Digital Channel > Interview with BULL director Paul Andrew Williams

Interview with BULL director Paul Andrew Williams

Jason Wood, HOME’s Director of Film & Culture, spoke to Bull director Paul Andrew Williams about his new upcoming feature, starring Neil Maskell (Kill List) and David Hayman.

Bull previewed in our FilmFear 2021 season and is available in cinemas from Fri 5 Nov.

Jason Wood: How did the idea for Bull originate? It’s a striking work as it falls between genres and – despite the element of horror and fantasy – has something of a social realist premise…
Paul Andrew Williams: Basically the idea came from a few things. What one person will do to protect or save one’s son. How does one compartmentalise horrific things and a genuine paternal love. And finally, having worked in the many pubs I have I’ve witnessed all these characters that had no ties or desires or interests in anything other than that day.

JW: The interplay between Neil Maskell and David Hayman is fantastic. I imagine you were familiar with their work but were they uppermost in your mind for the parts or did they just come to you through the casting process? What do you think is the secret of the electricity between them?
PAW: No secret really they are just really good actors. Neil I had in mind very early on in the process as I’ve wanted to work with him for ages. David stepped in at literally the last minute after my hand was forced to use someone who messed us around for ages. I ended up getting the right person for the job.

JW: As well as the characters the location is a central part of the film. It adds an authenticity and also explains some of the moral compromises of the characters. Was this something you thought about when considering the locations?
PAW: It was in lockdown and Dom, the producer, had taken loads of pictures of Dartford. There was so much about it that I loved for the film. It is a way away from regeneration and the places have been left to fend for themselves which I think lends itself to the story. I also wanted the locations to be lived in with no real thought other than getting by. The houses where great for that.

JW: Despite the horror and the violence of the film there are some pithy moments of humour too. I am thinking particularly of the drug dealer and some of the verbal interactions. These are all in keeping with the film and Bull’s character but did you also want to give the audience a breather?
PAW: There’s a lot I think is funny within the film. Yes it’s dark but it’s also kind of silly the extremities that these people find themselves in. Hopefully there are characters that will remind the audience of people they may know or have known. Characters that are just a little bit slow and say funny stuff without meaning to.

JW: Bull’s humanity is rooted in his love for his son Aidan. It’s his moral compass. Was it also important that you show him as being capable of humanity, and not just a seeker of revenge?
PAW: Yeah. If he didn’t love his son so much there would be no need for revenge.

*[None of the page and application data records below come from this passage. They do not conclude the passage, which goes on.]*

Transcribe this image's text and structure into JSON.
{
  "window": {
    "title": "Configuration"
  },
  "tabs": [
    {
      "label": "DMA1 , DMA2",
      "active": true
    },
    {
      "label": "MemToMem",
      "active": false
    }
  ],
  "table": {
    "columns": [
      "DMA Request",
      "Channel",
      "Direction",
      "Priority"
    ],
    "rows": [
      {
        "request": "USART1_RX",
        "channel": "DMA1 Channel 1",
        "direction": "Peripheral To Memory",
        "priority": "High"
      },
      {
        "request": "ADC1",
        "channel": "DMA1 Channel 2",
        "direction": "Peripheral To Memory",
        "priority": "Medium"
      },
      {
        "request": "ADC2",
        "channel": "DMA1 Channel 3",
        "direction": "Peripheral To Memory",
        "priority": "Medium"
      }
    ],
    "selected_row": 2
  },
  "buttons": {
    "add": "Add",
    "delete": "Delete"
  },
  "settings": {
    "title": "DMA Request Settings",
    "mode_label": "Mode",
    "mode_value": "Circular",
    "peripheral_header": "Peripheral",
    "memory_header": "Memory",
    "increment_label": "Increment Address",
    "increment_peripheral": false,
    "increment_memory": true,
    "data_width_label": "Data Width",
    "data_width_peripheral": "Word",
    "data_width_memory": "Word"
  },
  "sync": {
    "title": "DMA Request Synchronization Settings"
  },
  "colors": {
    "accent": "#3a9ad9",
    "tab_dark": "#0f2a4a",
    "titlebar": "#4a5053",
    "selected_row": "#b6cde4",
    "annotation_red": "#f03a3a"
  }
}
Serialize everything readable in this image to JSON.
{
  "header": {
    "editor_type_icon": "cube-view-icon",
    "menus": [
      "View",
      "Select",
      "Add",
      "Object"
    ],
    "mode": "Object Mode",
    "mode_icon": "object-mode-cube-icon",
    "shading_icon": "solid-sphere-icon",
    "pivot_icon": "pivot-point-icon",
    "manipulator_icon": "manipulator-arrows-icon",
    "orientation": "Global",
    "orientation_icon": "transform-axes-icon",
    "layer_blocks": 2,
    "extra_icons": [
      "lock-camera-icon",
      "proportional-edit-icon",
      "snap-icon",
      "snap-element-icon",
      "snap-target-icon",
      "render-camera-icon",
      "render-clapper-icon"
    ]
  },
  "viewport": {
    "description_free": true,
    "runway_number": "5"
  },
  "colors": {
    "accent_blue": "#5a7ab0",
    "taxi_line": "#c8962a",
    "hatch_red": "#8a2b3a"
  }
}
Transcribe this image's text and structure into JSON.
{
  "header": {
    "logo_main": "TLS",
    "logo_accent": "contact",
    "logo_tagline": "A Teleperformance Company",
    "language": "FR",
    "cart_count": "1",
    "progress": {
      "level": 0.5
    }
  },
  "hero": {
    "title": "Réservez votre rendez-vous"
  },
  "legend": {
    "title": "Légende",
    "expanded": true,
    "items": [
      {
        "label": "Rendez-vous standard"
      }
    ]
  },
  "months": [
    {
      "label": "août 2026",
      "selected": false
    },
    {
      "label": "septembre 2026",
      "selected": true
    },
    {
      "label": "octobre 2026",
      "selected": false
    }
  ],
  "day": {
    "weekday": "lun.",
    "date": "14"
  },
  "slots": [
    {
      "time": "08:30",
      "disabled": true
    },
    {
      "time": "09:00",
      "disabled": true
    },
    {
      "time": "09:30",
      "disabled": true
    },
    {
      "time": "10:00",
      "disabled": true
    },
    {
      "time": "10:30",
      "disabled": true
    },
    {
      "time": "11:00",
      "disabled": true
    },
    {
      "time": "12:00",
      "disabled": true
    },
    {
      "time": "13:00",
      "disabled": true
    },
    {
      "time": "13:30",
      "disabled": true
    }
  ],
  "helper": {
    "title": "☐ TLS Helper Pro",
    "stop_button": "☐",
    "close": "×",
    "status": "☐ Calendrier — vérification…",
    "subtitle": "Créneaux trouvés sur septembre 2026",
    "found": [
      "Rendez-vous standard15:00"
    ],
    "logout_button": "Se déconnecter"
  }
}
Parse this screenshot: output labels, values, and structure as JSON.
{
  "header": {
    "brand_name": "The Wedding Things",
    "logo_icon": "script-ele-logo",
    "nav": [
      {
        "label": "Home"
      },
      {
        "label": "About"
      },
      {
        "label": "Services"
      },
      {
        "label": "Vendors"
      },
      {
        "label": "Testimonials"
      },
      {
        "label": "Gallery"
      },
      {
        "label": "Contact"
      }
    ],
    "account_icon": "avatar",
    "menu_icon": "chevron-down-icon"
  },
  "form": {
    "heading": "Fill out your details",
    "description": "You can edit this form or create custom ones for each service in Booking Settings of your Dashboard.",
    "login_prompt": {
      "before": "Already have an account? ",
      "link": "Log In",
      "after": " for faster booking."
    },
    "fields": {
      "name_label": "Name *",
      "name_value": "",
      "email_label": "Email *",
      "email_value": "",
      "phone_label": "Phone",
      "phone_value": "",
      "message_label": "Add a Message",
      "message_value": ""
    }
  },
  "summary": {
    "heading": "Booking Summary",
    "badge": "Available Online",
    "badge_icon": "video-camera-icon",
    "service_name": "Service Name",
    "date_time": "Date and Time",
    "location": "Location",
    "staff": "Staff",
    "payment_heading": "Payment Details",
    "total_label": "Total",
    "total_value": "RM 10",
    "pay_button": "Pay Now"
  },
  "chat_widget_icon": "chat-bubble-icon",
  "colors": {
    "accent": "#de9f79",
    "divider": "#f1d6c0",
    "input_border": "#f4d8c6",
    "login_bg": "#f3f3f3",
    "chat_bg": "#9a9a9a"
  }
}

JW: I think the film also gets right the notion of organised crime at a grass roots level. How much research did you do into this area?
PAW: I made it up based on those guys in the pub that only dealt in cash and had little meetings in the far booths of the pub. Just imagining what went on in those.

JW: It’s an incredibly kinetic film in terms of the editing and the cinematography. It feels a bit like being on the Wurlitzer in the film. Was there a sense that you really wanted to take the audience on wild ride?
PAW: I definitely wanted it to be relentless. Like the waltzers you can’t get off and either you love that or you hate it. But it’s rarely a “hmmm, take it or leave it’ ride. Get on at the start and get off at the end. How you take the middle is up to you.

JW: A lot of the reviews have spoken about this as a comeback film. It isn’t of course as you have made lots of work following London to Brighton. Is it gratifying however to have the film meet with such positive responses from audiences and critics?
PAW: Of course it’s great to have positive feedback. I’ve done telly and film that have received negative feedback so it’s always good. Ultimately you make something you like and then if others like it, super. You can never second guess what happens once people start watching. Lap of the gods. I loved the experience of making this, very much like London to Brighton but I’ve made some TV that does some good and reached much wider audiences. So I’m very grateful for that. Basically if I can get the money to tell a story, I will do either.

Watch Bull at HOME from Fri 5 Nov.